By Ellen Lenox Smith, Columnist
Frequently, someone will mention to me that they want to medicate with cannabis but won’t even consider trying it due to their children living in the house.
I can certainly understand their concern, but feel there are still ways to administer the medication, get control of your pain and also keep your children safe.
What are the biggest concerns a parent has about using marijuana around children?
- The danger of cannabis getting into the children’s hands.
- The smell from smoking marijuana alerting children to what you have in the house.
- The still lingering issues of society’s judgment of it
How can you comfortably still make use of cannabis with children in the house?
As with all medications kept at home, you always have to be alert for the safety of children.

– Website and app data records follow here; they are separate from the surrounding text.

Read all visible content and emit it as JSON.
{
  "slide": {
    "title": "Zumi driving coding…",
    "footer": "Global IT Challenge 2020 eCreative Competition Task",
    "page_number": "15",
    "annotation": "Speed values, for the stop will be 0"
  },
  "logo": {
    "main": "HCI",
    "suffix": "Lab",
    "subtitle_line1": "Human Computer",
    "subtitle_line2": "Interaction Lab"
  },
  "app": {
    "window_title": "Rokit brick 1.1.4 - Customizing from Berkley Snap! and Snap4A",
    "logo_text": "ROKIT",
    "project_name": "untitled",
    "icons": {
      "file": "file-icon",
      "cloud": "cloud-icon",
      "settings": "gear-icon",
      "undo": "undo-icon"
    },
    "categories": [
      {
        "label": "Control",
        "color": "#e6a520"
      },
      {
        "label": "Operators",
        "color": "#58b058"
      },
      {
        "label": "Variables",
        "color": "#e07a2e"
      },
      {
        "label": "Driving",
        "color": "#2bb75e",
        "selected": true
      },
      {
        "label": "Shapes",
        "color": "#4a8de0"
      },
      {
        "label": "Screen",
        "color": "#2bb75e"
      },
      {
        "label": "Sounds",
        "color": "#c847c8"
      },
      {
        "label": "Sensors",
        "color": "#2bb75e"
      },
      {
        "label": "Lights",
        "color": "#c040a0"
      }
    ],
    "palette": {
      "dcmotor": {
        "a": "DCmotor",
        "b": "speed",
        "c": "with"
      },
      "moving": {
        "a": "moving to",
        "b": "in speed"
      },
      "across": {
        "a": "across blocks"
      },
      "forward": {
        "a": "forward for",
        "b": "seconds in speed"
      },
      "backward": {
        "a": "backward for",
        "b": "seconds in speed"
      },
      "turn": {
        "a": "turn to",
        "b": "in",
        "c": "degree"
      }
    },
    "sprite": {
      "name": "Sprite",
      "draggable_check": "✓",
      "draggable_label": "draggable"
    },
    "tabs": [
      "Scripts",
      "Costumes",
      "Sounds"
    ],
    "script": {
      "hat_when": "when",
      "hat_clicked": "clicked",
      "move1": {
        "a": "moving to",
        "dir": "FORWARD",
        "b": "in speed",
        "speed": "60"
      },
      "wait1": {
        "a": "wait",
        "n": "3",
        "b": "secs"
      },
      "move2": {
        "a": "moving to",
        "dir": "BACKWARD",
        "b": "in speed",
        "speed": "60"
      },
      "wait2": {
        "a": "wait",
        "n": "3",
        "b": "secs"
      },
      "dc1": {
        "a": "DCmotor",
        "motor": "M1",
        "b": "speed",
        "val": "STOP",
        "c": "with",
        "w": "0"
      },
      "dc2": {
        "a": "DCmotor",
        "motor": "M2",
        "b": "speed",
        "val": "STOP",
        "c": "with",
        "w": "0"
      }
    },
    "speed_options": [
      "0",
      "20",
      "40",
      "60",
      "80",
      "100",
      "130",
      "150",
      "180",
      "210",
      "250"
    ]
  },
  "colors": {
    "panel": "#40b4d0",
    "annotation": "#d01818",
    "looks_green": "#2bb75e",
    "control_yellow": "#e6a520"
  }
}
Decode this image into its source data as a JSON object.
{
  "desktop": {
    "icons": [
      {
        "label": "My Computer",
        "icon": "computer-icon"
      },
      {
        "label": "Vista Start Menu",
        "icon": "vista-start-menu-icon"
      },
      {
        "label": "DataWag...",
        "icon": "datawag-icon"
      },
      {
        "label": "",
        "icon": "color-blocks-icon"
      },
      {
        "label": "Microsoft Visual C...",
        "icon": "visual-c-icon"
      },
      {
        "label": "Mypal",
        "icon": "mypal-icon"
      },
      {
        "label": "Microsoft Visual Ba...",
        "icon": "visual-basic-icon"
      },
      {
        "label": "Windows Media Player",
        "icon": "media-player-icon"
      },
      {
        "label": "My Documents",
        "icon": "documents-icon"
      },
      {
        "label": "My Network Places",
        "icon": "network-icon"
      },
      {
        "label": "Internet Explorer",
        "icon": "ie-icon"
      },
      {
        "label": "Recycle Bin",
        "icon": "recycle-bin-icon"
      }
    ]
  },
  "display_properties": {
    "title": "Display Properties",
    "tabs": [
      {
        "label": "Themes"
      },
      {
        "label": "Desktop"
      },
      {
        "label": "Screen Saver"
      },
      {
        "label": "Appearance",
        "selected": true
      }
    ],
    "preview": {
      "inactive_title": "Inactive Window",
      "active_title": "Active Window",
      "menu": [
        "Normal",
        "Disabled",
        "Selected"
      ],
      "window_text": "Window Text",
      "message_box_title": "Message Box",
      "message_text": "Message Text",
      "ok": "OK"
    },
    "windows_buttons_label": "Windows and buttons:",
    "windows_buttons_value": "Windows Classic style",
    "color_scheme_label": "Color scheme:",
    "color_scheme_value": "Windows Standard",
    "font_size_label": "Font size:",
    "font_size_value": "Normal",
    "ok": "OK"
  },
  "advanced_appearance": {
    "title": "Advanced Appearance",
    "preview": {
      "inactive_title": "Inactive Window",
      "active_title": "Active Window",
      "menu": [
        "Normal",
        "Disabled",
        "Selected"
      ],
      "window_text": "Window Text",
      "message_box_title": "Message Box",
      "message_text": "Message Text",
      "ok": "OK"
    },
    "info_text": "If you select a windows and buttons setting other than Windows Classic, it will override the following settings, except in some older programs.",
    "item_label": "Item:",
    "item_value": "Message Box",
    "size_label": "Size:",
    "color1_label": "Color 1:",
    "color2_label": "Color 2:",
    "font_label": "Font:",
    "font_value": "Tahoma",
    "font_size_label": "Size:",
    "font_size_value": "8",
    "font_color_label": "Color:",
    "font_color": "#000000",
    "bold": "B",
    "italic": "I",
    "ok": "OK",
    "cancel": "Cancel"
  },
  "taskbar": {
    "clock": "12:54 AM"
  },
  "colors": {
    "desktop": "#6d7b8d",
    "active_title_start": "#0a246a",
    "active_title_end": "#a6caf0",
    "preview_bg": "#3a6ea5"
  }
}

Cannabis is no different. For any medication, parents (and grandparents) should consider locking it up to keep it out of the wrong hands.
To still be able to enjoy the benefits of marijuana, but without the smell, there are ways to administer it that are just as successful as smoking. Many wrongly assume that is the only way you can use it.
I only take cannabis as an oil. It is kept in a medicine bottle, measured out nightly and mixed with some applesauce. This is not something that children are attracted to. I always make sure it is a secure spot. I sleep through most nights and generally during the day never need to take any other forms of the cannabis, since it continues to offer me benefits from the nightly teaspoon.
Another effective option is to use it topically. The results are soothing and have shown tremendous relief, even for those suffering with Complex Regional Pain Syndrome (CRPS). We make ours with a peppermint oil extract added to mask the smell. The peppermint also helps open the pores in the skin to allow for absorption.
Tinctures containing cannabis can be made in either a glycerin or alcohol base. They can be stored in a medicine bottle and used as frequently as needed. One simple teaspoon in the cheek or under the tongue allows for absorption and pain relief. You can also take cannabis as a pill or suppository, and many have learned to make it as a drink or steeped as a tea.
For more on the different ways to use cannabis, see my column: “How to Use Medical Marijuana Without Smoking.”
Finally, as far as societal judgement goes, as your children grow older, it doesn’t hurt to be honest with them about the benefits you have found from using cannabis to improve the quality of your life. It is no different than any illness you are coping with where there is a need to medicate. As time progresses, this conversation will get easier as society embraces this safe alternative.
If you are one of those people who is putting the benefits of medical cannabis on hold because of your children, you might want to reconsider your options and allow yourself the relief you need. Remember, unless you take too much, you do not experience the high that people associate with marijuana. A body in pain does not react to marijuana like a body using it socially. You get pain relief and the others get the high.
Ellen Lenox Smith suffers from Ehlers Danlos syndrome and sarcoidosis. Ellen and her husband Stuart live in Rhode Island. They are co-directors for medical marijuana advocacy for the U.S. Pain Foundation and serve as board members for the Rhode Island Patient Advocacy Coalition.
For more information about medical marijuana, visit their website.
The information in this column should not be considered as professional medical advice, diagnosis or treatment. It is for informational purposes only and represents the author’s opinions alone. It does not inherently express or reflect the views, opinions and/or positions of Pain News Network.